How to host a Minecraft instance using Docker and AWS

How to host a Minecraft instance using Docker and AWS


3 min read

Hello everyone, this is a quick tutorial on how to get set up with a Minecraft instance using Docker and Amazon Web Services (AWS).

By the end of this article, you should:

  • Have a publically accessible Minecraft server

  • Know how to start and stop the Minecraft server

  • Understand the basics of Docker and AWS

Before we start...

Why are we doing this? I know you clicked on this article because you wish to host Minecraft on the cloud (using AWS and Docker), but why are we using these technologies?

Firstly, AWS. The main draw for AWS is that its cloud platform ecosystem is very mature and supported very well. Everyone and their mother uses it so you could ask just about anybody for help and you can find a solution/workaround in no time.

  • The reason why I'm picking AWS is to get myself comfortable using it, and as a jumping-off point for something more ambitious.
    (Subscribe and stick around for another Blog coming shortly)

Secondly, Docker. This is relatively self-explanatory, its ability to be so portable will be invaluable when you want consistent behavior between a local dev environment and the production cloud environment.

  • This is just one of the benefits of Docker, other benefits include easily saving configuration as code, easier to implement high availability if the server makes it big, and standardization of runtime environments.

Step #0: Prerequisites

To take the first step, you have to tie your laces. Take time to make sure that these things are set up. If these things are not set up, you are going to have a bad time.

AWS Account

Make sure you have an AWS account. All you need to do is to have either a working Credit Card or a Debit Card and you should be good as gold.

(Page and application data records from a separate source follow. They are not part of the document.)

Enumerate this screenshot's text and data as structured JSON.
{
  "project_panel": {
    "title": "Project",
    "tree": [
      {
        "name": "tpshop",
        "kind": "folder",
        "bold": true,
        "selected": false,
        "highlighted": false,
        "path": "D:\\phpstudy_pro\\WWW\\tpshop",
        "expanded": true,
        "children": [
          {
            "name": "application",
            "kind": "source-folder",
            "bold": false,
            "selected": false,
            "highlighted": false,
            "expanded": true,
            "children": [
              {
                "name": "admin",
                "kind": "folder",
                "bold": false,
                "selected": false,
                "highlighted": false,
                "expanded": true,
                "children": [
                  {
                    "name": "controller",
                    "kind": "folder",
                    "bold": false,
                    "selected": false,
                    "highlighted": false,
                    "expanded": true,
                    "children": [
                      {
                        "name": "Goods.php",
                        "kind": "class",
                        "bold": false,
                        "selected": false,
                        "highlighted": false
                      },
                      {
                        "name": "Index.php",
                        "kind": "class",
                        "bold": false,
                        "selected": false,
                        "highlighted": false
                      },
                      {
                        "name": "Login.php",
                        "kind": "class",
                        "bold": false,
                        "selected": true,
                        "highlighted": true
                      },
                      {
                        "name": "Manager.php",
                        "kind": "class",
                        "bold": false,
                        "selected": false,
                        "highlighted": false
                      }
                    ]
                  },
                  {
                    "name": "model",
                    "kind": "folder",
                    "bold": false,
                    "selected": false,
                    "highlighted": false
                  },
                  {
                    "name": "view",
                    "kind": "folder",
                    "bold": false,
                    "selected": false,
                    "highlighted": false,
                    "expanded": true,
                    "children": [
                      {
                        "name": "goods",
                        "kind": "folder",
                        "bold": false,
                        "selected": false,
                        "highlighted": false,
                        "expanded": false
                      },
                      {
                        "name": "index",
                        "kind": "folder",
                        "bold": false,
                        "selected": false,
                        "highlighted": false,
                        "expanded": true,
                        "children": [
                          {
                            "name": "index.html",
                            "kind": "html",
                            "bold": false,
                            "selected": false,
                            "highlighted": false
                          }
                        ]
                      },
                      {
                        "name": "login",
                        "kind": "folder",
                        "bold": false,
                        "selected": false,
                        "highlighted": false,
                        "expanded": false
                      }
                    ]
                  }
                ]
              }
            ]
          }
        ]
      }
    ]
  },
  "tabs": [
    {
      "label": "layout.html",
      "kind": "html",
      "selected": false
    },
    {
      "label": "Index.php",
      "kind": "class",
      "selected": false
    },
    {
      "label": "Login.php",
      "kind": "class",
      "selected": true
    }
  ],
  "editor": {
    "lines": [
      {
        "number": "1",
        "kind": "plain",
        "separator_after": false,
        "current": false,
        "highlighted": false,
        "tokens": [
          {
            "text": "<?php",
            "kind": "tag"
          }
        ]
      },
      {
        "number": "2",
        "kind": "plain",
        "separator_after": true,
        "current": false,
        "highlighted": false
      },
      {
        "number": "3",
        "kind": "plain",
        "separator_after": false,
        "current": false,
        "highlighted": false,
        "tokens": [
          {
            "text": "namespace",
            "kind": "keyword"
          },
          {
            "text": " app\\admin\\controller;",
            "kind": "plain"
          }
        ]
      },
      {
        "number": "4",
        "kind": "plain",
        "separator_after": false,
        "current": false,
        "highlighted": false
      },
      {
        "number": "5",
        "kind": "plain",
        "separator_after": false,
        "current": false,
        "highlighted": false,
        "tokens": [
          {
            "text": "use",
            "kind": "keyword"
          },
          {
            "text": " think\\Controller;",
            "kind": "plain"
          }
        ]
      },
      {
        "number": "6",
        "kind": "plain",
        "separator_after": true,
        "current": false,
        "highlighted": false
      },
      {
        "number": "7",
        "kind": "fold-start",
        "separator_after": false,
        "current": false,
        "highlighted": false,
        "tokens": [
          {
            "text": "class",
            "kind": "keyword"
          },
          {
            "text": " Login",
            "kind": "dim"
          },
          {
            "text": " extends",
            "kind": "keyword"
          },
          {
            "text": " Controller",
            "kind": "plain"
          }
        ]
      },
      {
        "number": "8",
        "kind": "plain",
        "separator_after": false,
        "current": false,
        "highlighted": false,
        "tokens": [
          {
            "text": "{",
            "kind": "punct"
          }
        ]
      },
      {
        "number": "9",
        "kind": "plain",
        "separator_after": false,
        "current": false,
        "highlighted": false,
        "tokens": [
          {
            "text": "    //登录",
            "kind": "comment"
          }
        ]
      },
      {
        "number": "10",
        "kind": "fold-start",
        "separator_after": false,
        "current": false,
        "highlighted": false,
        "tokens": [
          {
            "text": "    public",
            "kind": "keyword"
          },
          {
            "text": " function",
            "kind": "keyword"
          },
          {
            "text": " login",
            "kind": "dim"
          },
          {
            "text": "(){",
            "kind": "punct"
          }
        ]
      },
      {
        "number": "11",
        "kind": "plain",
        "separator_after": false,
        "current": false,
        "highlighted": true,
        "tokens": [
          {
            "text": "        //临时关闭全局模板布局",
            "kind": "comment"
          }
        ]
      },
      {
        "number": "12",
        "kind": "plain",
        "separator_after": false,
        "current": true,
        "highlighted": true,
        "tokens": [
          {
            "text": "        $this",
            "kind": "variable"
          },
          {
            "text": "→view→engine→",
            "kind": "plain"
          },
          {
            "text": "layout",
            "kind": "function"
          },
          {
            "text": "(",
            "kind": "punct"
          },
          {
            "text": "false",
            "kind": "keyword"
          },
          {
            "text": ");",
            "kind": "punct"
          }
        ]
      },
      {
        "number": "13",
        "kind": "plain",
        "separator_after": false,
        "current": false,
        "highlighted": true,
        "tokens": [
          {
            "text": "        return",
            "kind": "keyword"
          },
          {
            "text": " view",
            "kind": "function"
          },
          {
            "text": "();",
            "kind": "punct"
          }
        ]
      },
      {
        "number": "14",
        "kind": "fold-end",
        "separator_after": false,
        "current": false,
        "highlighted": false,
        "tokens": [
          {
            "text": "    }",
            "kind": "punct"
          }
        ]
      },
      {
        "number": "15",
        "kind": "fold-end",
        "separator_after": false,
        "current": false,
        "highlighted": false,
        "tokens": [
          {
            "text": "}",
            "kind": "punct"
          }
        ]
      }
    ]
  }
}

If you see AWS charge you a dollar without doing anything, don't worry. They should refund you the amount back shortly after. They want to make sure that you can pay your bills if you decide to go for paid options.

Access to Github

If you are reading this, you should be good to go. Just make sure that you have the Git link to my docker-minecraft-server repo ready:

If you somehow cannot access my Github, you can try the repo that I forked.

The main difference between choosing me over itzg (cool and above average human) is that I may have more quality-of-life additions to my repo, and it makes me feel better about myself knowing that my work is useful to someone else in this cold and empty world. No pressure ๐Ÿ™‚.

Money (Around ~$20 USD)

This project WILL require money, but the good thing is that the bill is based on how much you use the service.

Under unoptimal circumstances, you can expect ~$40 USD per month.
You will see this if you pick high performance OR neglect to stop it when the server is not being used.

Realistically speaking, you should expect around $10 USD per month.
Just make sure to treat the server like the lights, turn it on when you need it, and turn it off if you don't.

Don't worry about getting USD currency to pay. AWS should be able to convert the bill into your local currency. Just make sure you have the equivalent of $20 USD in your account.

Step #1: Instance Creation

This is a stub (for now)